* Data records
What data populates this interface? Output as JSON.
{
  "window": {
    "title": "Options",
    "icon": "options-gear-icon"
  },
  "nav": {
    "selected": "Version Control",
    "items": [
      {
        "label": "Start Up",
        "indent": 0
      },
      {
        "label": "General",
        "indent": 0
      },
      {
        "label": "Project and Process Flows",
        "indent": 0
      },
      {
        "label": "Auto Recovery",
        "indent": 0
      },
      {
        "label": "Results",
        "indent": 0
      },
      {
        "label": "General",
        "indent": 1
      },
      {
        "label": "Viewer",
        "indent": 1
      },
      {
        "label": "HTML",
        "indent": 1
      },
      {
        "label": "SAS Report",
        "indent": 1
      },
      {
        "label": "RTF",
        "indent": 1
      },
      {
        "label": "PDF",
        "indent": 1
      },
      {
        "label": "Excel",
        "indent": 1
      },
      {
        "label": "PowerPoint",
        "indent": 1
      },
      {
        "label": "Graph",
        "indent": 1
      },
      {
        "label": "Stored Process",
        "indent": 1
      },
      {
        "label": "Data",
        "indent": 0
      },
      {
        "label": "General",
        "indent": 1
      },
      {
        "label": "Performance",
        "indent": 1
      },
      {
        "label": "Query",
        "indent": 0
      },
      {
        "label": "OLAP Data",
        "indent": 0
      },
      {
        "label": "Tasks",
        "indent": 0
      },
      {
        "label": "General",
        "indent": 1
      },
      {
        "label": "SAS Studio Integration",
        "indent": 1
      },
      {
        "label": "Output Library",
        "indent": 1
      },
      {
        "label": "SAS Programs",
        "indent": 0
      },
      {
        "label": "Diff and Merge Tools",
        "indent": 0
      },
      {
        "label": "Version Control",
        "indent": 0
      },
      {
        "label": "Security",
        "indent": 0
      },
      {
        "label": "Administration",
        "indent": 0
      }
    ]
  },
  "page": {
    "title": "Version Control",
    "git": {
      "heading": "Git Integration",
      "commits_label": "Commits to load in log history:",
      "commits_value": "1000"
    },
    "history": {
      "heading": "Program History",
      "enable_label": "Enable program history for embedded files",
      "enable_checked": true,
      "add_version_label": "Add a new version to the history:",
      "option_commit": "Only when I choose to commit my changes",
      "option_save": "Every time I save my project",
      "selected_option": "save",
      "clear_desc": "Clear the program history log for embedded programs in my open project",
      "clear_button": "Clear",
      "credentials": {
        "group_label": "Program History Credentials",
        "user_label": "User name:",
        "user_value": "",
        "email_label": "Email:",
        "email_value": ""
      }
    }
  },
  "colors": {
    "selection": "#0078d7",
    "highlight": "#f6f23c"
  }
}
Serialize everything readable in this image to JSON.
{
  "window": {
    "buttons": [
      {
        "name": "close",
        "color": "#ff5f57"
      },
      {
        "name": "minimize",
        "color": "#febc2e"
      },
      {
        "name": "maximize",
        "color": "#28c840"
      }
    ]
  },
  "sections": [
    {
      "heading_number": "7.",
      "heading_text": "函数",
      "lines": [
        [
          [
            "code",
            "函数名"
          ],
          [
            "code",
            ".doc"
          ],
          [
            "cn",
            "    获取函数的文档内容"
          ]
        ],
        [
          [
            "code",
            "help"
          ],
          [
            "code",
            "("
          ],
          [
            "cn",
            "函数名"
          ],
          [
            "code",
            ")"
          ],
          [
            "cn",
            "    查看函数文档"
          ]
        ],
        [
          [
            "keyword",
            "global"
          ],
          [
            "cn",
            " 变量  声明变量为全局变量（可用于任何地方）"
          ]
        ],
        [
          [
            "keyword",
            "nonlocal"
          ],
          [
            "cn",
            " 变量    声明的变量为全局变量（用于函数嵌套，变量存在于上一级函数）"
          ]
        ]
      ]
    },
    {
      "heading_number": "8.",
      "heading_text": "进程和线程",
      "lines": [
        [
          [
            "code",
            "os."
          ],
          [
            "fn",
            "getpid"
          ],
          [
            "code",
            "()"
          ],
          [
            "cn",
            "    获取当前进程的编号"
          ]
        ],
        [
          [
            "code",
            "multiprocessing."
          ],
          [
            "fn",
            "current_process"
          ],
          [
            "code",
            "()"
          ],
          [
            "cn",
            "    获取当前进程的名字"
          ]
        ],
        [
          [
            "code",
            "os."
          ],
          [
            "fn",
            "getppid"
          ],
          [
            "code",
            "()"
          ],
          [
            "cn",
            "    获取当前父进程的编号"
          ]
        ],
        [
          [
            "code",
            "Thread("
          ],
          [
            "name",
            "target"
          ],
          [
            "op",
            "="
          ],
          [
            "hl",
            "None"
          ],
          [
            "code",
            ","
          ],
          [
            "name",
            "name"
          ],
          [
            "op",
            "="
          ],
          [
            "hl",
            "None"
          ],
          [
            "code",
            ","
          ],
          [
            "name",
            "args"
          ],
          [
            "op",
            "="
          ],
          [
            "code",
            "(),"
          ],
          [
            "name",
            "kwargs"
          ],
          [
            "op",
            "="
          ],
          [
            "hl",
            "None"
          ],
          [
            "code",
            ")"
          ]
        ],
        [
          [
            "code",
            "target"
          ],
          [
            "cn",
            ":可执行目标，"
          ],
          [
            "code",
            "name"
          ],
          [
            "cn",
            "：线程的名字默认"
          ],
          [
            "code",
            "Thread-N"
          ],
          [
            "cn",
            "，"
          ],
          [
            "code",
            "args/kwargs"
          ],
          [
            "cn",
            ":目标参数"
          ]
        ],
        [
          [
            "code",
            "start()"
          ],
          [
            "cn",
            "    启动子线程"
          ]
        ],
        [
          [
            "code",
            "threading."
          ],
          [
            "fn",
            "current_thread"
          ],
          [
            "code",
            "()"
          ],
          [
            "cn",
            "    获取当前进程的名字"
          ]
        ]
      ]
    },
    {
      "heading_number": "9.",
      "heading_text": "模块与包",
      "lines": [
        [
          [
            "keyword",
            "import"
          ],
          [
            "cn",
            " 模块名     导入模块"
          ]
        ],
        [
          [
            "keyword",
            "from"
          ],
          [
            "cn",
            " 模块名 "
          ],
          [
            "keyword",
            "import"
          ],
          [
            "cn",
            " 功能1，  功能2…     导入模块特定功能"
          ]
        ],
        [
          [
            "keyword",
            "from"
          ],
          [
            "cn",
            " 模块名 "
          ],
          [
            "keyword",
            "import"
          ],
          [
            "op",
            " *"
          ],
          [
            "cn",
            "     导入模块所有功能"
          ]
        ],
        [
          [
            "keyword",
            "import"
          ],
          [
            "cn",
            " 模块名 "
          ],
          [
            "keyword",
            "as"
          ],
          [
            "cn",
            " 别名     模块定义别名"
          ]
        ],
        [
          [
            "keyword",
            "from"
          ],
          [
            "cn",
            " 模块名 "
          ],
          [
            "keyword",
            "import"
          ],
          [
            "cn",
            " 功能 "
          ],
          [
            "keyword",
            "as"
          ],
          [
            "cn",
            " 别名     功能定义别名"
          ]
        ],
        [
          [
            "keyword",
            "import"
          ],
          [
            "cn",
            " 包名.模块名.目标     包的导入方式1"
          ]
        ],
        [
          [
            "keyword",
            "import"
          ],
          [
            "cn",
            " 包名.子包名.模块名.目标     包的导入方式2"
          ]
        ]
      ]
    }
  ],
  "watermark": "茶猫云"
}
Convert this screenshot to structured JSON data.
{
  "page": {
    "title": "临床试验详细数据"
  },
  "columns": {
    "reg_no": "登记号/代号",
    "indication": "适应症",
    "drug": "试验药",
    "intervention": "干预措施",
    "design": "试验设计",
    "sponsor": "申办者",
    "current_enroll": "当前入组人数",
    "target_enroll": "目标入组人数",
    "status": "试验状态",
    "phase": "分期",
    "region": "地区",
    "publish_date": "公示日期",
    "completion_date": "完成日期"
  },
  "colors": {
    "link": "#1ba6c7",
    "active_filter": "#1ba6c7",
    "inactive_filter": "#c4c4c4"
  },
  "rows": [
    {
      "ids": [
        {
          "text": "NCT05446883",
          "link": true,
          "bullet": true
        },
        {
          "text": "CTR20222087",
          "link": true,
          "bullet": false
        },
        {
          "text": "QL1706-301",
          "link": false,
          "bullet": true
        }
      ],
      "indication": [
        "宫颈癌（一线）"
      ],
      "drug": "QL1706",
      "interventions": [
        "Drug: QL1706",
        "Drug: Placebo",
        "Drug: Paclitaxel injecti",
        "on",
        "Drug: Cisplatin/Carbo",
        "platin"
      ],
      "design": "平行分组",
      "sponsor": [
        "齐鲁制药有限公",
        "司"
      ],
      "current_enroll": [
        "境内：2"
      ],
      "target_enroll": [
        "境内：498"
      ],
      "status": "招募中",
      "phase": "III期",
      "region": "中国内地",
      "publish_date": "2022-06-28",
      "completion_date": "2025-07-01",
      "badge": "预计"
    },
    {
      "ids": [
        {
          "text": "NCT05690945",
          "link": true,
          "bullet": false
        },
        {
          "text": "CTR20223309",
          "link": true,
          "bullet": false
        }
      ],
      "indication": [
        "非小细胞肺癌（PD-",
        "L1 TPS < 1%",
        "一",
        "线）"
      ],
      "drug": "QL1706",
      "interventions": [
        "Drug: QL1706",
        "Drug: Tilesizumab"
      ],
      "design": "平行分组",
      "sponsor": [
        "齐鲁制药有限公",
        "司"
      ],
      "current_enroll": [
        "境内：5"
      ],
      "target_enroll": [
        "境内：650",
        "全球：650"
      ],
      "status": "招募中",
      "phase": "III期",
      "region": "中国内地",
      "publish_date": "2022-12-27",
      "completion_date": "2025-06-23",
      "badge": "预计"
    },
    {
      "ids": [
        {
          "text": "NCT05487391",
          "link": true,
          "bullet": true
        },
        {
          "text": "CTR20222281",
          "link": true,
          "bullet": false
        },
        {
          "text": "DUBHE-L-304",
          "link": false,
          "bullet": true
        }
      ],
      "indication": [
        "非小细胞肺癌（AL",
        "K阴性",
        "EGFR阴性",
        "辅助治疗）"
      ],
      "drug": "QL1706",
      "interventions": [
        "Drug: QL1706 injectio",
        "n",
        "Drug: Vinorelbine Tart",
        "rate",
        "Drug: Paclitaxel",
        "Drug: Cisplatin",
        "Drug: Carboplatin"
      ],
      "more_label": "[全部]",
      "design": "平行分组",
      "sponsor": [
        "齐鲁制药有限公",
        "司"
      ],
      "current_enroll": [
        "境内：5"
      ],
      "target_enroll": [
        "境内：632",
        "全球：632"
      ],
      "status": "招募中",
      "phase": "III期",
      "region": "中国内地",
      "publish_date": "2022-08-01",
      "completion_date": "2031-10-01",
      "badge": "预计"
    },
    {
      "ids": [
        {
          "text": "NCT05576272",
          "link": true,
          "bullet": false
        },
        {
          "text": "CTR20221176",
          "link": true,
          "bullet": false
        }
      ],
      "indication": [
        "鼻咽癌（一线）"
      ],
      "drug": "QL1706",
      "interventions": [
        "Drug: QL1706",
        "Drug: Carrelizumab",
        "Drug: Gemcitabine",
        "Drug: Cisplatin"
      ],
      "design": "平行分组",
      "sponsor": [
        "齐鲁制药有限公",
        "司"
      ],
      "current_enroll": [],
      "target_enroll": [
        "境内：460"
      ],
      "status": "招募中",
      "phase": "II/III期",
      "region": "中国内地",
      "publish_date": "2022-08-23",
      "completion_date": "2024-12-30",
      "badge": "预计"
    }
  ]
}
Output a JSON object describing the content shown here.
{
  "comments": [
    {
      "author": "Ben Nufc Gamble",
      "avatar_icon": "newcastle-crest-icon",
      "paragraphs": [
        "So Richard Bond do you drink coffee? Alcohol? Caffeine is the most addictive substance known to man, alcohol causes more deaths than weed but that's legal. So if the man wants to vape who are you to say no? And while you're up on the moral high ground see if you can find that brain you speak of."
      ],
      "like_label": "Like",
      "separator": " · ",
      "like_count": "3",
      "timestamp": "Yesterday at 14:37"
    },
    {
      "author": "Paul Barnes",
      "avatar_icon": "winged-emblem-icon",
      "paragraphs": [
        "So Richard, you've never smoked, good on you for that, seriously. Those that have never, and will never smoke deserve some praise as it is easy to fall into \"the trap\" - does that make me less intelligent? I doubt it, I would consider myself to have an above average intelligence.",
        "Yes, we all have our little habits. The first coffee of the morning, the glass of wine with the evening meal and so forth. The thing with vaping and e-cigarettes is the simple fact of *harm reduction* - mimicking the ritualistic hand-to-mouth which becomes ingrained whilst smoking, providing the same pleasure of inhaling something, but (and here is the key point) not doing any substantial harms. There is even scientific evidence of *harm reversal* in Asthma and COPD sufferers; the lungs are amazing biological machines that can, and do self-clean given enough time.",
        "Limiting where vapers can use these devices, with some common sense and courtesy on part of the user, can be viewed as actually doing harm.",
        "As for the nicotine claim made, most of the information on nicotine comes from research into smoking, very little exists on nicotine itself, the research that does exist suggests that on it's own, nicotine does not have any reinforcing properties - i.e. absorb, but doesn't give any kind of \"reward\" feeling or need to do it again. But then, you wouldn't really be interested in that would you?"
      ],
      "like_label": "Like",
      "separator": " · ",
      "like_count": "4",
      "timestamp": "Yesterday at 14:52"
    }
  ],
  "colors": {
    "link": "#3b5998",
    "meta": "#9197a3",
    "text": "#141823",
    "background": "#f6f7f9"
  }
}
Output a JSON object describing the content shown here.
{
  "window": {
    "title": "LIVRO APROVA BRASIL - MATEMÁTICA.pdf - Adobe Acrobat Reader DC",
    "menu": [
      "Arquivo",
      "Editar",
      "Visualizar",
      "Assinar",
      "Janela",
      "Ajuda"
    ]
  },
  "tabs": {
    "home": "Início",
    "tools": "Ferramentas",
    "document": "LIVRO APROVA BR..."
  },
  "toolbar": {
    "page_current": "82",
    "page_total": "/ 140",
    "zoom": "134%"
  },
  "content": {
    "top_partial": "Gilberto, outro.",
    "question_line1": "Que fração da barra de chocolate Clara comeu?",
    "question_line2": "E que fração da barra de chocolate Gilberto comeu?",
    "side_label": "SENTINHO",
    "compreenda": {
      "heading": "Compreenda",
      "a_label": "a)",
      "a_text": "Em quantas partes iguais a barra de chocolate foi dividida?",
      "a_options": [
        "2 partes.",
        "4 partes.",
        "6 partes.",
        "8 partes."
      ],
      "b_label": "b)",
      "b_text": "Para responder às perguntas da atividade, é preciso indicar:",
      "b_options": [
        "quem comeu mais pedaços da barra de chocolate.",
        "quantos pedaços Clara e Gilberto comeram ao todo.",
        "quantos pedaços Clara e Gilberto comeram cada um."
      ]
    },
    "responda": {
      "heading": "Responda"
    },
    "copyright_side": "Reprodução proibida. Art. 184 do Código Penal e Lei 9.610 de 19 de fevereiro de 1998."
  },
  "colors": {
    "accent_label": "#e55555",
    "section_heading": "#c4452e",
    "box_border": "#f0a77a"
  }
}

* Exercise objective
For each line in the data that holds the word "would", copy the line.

* Problem solution
        "So Richard, you've never smoked, good on you for that, seriously. Those that have never, and will never smoke deserve some praise as it is easy to fall into \"the trap\" - does that make me less intelligent? I doubt it, I would consider myself to have an above average intelligence.",
        "As for the nicotine claim made, most of the information on nicotine comes from research into smoking, very little exists on nicotine itself, the research that does exist suggests that on it's own, nicotine does not have any reinforcing properties - i.e. absorb, but doesn't give any kind of \"reward\" feeling or need to do it again. But then, you wouldn't really be interested in that would you?"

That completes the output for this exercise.